  5. 5. C Camp Goodtimes Report - Gus “Beef” Peterson AMP! CAMP! CAMP! CAMP! This was the cheer on our Facebook page as young campers recently learned that summer camp for children with cancer is on for 2014. The reverberations from a wildly successful 2013 camp season continue! The theme of this year’s resident camp was "Lights, Camera, Action!" Special activities at camp around the theme included instrument building, a storytelling performance by a Port Townshend storyteller, a Heart-Lighting Ceremony, Dream Boats, a special photography and “backstage” activity, and much, much more. The days were taken up with a variety of camp activities. Over 220 campers participated in arts and crafts, bike riding, boating, swimming, archery, sports, skits, meals and just lots of fun. Campers also had fun with fishing, special cabin-specific activities, the annual visit from the Vashon Fire Department (and splashing under the fire truck's hose!), the Polar Bear swim, the Leaders in Training Dinner celebration, of course the Argosy Cruise! Gus “Beef” Peterson Camp Goodtimes Program Director Our young adult survivors’ kayak trip is a 6 day adventure of camping and paddling in the San Juan Islands under the leadership of professional guides. This year, four volunteers and ten young adults paddled more than 35 miles, and saw river otter, a minke whale, and all kinds of incredible wildlife and scenery! Each night was spent camping on Stuart, Jones, Turn and San Juan Islands, and digging in together as childhood cancer survivors. What have we been up to since then? The deposit has been paid to Camp Burton for 2014, so Camp is on!!!! Mooselips and Argosy hosted the 24th annual Holiday Cruise over Thanksgiving weekend, which brought camp families and volunteer staff together for a fantastic evening of sharing, prizes, dancing, and the always-unforgettable Mooselips Rap! Our 3rd Annual Recruiting Event was held on January 11th at Georgetown Brewing, and we’re gearing up to accept volunteer staff applications beginning in mid-January… and that’s just this month! We couldn’t be more excited about the future, and are so thrilled to be digging in together to make this incredible experience continue for the families who need it. Thank you all for your tireless enthusiasm for camp.

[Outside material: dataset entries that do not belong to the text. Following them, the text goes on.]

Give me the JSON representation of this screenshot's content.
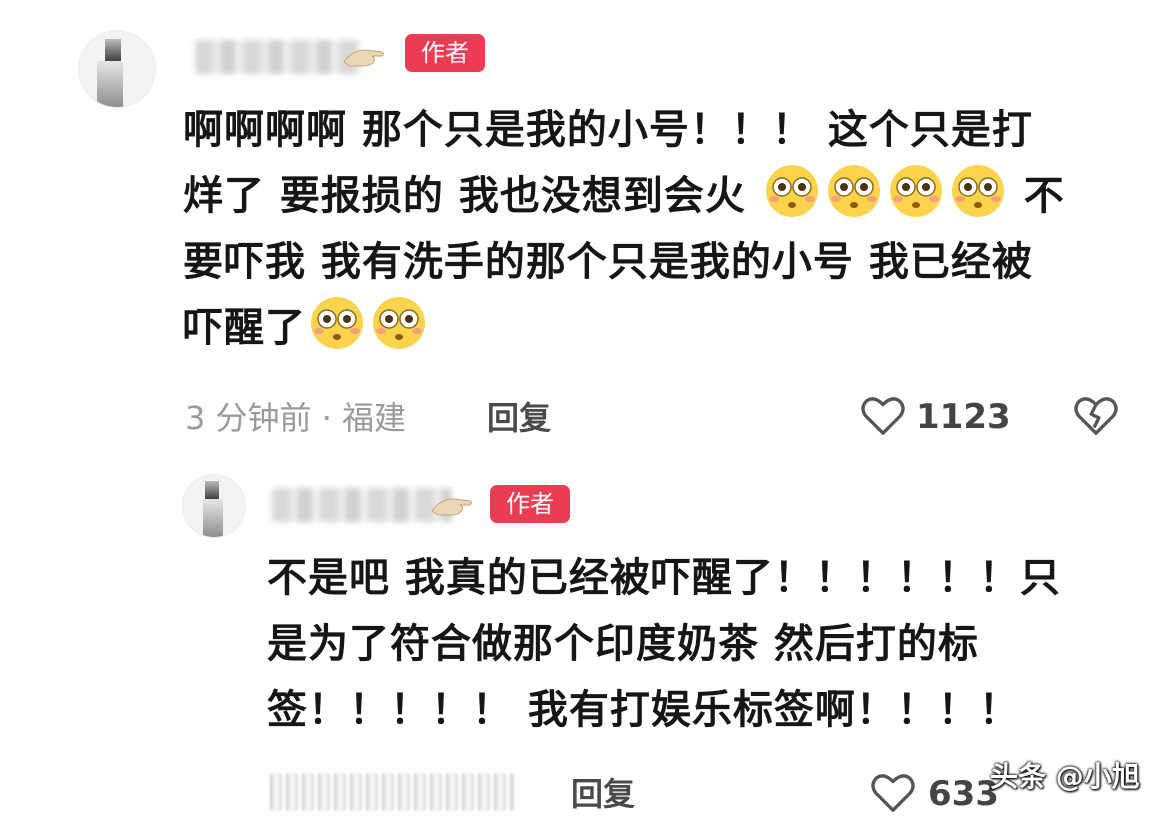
{
  "comment1": {
    "badge": "作者",
    "line1": "啊啊啊啊 那个只是我的小号！！！ 这个只是打",
    "line2a": "烊了 要报损的 我也没想到会火",
    "line2b": "不",
    "line3": "要吓我 我有洗手的那个只是我的小号 我已经被",
    "line4": "吓醒了",
    "meta": "3 分钟前 · 福建",
    "reply": "回复",
    "likes": "1123"
  },
  "comment2": {
    "badge": "作者",
    "line1": "不是吧 我真的已经被吓醒了！！！！！！只",
    "line2": "是为了符合做那个印度奶茶 然后打的标",
    "line3": "签！！！！！ 我有打娱乐标签啊！！！！",
    "reply": "回复",
    "likes": "633"
  },
  "watermark": {
    "text": "头条 @小旭"
  },
  "icons": {
    "like": "heart-outline-icon",
    "dislike": "broken-heart-icon",
    "emoji": "flushed-face-emoji-icon"
  },
  "colors": {
    "badge": "#ea3c53",
    "meta": "#9a9a9a",
    "text": "#161616"
  }
}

It is truly remarkable to walk alongside you as we head into the incredibly promising future of The Goodtimes Project.